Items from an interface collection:
=== Section Start ===

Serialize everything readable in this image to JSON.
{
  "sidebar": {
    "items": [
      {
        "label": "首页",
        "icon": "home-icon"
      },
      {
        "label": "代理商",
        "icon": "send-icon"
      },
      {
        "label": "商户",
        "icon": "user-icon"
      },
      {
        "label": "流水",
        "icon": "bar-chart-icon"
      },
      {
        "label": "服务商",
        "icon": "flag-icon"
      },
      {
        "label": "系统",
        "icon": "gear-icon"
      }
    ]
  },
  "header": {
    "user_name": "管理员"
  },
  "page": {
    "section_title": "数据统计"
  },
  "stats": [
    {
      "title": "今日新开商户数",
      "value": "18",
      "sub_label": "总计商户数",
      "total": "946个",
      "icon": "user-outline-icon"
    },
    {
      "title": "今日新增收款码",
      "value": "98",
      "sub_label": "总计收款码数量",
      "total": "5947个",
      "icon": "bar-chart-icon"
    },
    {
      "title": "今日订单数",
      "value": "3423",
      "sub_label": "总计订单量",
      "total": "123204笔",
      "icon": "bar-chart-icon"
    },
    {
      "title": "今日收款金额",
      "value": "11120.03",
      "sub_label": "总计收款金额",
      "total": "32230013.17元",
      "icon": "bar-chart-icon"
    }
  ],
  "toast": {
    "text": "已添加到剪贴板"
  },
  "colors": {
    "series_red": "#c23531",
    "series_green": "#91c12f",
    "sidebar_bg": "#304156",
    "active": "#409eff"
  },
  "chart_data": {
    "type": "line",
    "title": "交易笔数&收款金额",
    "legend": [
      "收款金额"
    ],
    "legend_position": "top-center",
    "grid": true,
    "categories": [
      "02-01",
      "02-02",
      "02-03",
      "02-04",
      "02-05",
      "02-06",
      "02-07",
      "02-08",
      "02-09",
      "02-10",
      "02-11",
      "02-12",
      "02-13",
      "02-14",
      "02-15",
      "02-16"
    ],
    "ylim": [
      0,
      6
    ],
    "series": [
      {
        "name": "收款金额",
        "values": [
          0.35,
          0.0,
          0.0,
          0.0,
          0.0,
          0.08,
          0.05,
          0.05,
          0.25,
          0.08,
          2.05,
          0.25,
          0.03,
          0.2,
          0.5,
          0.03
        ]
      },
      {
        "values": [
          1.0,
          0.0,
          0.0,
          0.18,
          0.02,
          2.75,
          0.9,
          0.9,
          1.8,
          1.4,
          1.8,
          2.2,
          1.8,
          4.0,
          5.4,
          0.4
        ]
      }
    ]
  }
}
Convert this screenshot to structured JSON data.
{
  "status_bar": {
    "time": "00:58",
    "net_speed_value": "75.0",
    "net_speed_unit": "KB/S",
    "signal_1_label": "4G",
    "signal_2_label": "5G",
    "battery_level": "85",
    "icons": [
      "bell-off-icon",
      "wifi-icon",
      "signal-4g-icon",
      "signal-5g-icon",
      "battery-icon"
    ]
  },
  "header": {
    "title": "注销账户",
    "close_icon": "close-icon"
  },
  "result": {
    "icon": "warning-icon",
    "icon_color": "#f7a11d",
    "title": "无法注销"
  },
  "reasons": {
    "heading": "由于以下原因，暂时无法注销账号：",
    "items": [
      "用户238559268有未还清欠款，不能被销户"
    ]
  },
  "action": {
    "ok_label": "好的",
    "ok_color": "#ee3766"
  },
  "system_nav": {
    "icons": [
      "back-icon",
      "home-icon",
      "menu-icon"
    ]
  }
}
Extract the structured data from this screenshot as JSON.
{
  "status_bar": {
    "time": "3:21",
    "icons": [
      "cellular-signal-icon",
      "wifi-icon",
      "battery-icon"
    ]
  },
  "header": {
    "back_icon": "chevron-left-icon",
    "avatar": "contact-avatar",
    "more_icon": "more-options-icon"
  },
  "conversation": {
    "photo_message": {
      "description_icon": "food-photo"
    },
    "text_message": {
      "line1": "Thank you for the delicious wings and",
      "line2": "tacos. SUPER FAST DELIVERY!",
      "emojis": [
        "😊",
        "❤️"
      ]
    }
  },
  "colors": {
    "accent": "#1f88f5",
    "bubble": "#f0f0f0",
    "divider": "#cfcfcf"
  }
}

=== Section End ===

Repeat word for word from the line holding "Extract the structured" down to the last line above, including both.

Extract the structured data from this screenshot as JSON.
{
  "status_bar": {
    "time": "3:21",
    "icons": [
      "cellular-signal-icon",
      "wifi-icon",
      "battery-icon"
    ]
  },
  "header": {
    "back_icon": "chevron-left-icon",
    "avatar": "contact-avatar",
    "more_icon": "more-options-icon"
  },
  "conversation": {
    "photo_message": {
      "description_icon": "food-photo"
    },
    "text_message": {
      "line1": "Thank you for the delicious wings and",
      "line2": "tacos. SUPER FAST DELIVERY!",
      "emojis": [
        "😊",
        "❤️"
      ]
    }
  },
  "colors": {
    "accent": "#1f88f5",
    "bubble": "#f0f0f0",
    "divider": "#cfcfcf"
  }
}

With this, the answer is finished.